TASK GOAL: Give the entries again exactly; drop the pictures.

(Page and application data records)
□ □ □ □ □

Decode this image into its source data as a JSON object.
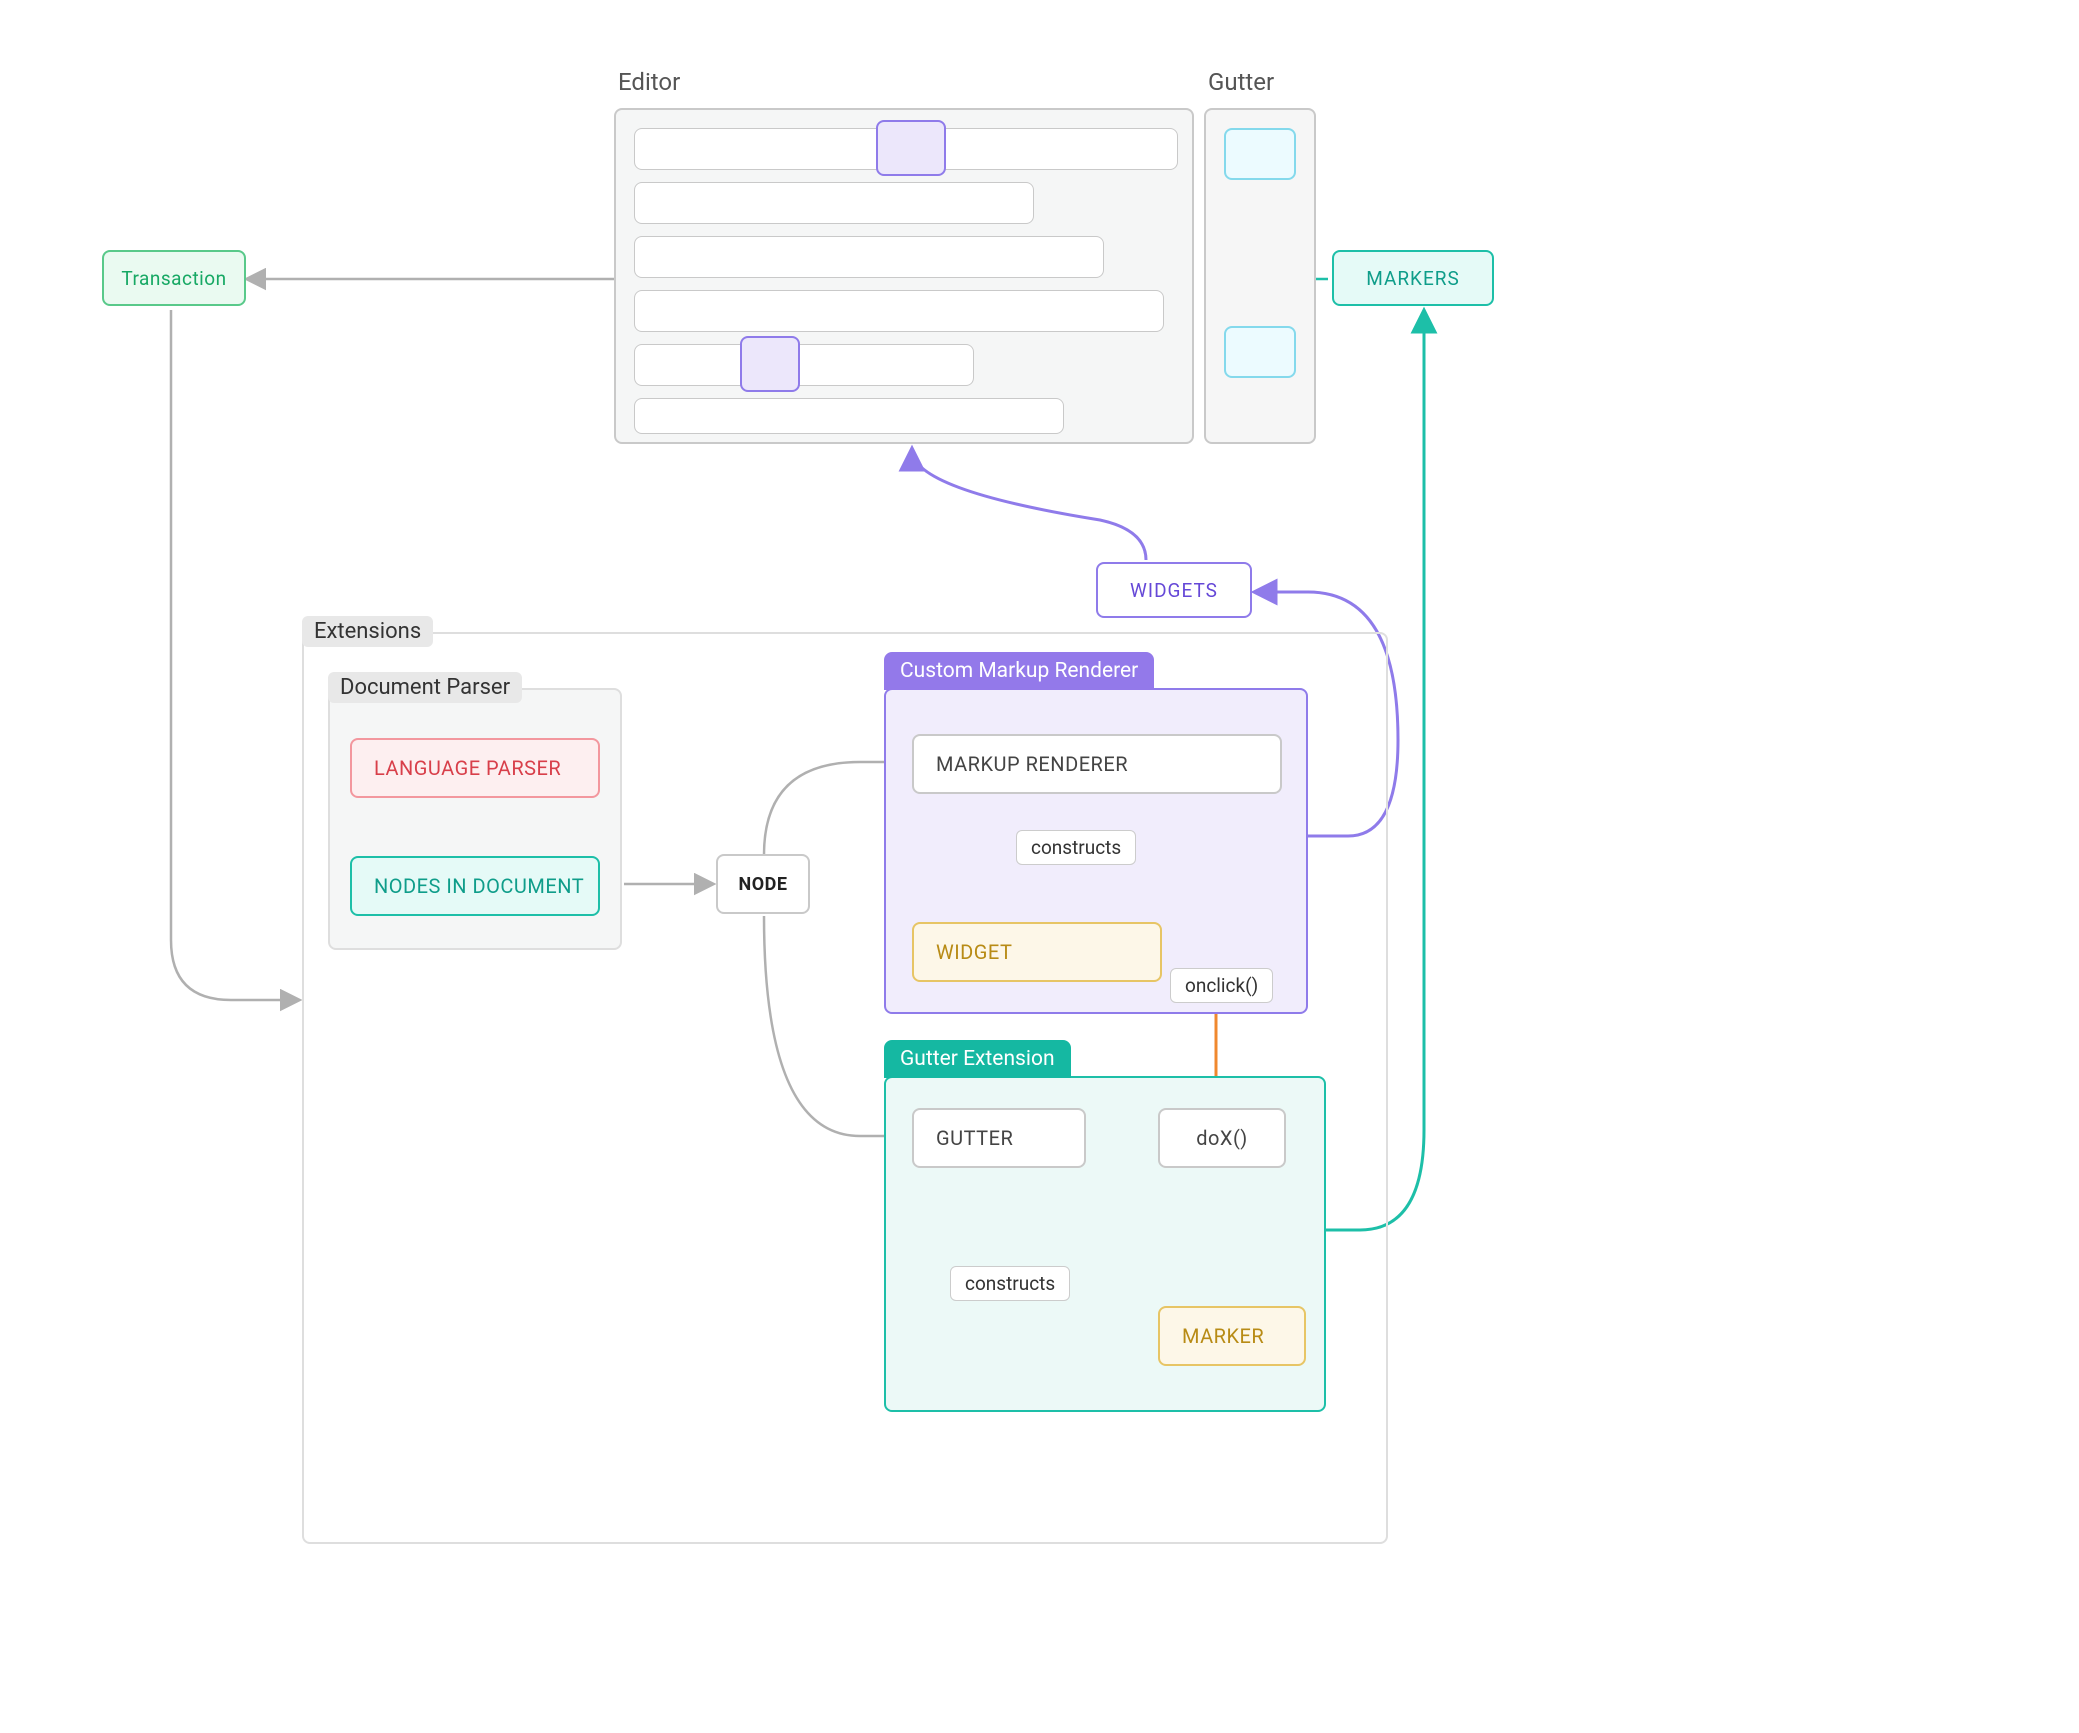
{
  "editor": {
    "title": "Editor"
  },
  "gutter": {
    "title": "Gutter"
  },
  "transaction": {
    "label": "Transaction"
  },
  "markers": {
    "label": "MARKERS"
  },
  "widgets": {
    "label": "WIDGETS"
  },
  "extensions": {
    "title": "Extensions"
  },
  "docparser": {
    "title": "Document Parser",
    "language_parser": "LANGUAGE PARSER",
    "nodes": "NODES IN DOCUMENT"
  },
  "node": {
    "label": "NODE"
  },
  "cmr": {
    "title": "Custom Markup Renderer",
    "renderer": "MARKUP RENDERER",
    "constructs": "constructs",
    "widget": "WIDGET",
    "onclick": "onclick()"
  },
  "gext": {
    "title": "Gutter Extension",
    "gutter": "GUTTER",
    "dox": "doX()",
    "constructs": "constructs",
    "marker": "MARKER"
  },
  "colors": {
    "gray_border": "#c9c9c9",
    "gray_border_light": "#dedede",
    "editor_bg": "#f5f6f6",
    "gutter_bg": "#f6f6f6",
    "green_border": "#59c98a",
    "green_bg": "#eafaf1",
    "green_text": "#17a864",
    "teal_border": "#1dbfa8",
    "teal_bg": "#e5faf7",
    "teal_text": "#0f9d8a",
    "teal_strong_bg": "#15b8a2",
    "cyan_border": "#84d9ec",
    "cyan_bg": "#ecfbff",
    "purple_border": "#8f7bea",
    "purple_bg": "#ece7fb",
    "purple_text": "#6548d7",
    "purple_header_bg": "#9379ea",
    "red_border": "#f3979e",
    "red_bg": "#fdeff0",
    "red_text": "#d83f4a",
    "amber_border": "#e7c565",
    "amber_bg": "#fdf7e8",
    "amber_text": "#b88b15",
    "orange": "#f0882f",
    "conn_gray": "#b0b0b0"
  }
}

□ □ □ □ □

TASK RESPONSE:
Decode this image into its source data as a JSON object.
{
  "editor": {
    "title": "Editor"
  },
  "gutter": {
    "title": "Gutter"
  },
  "transaction": {
    "label": "Transaction"
  },
  "markers": {
    "label": "MARKERS"
  },
  "widgets": {
    "label": "WIDGETS"
  },
  "extensions": {
    "title": "Extensions"
  },
  "docparser": {
    "title": "Document Parser",
    "language_parser": "LANGUAGE PARSER",
    "nodes": "NODES IN DOCUMENT"
  },
  "node": {
    "label": "NODE"
  },
  "cmr": {
    "title": "Custom Markup Renderer",
    "renderer": "MARKUP RENDERER",
    "constructs": "constructs",
    "widget": "WIDGET",
    "onclick": "onclick()"
  },
  "gext": {
    "title": "Gutter Extension",
    "gutter": "GUTTER",
    "dox": "doX()",
    "constructs": "constructs",
    "marker": "MARKER"
  },
  "colors": {
    "gray_border": "#c9c9c9",
    "gray_border_light": "#dedede",
    "editor_bg": "#f5f6f6",
    "gutter_bg": "#f6f6f6",
    "green_border": "#59c98a",
    "green_bg": "#eafaf1",
    "green_text": "#17a864",
    "teal_border": "#1dbfa8",
    "teal_bg": "#e5faf7",
    "teal_text": "#0f9d8a",
    "teal_strong_bg": "#15b8a2",
    "cyan_border": "#84d9ec",
    "cyan_bg": "#ecfbff",
    "purple_border": "#8f7bea",
    "purple_bg": "#ece7fb",
    "purple_text": "#6548d7",
    "purple_header_bg": "#9379ea",
    "red_border": "#f3979e",
    "red_bg": "#fdeff0",
    "red_text": "#d83f4a",
    "amber_border": "#e7c565",
    "amber_bg": "#fdf7e8",
    "amber_text": "#b88b15",
    "orange": "#f0882f",
    "conn_gray": "#b0b0b0"
  }
}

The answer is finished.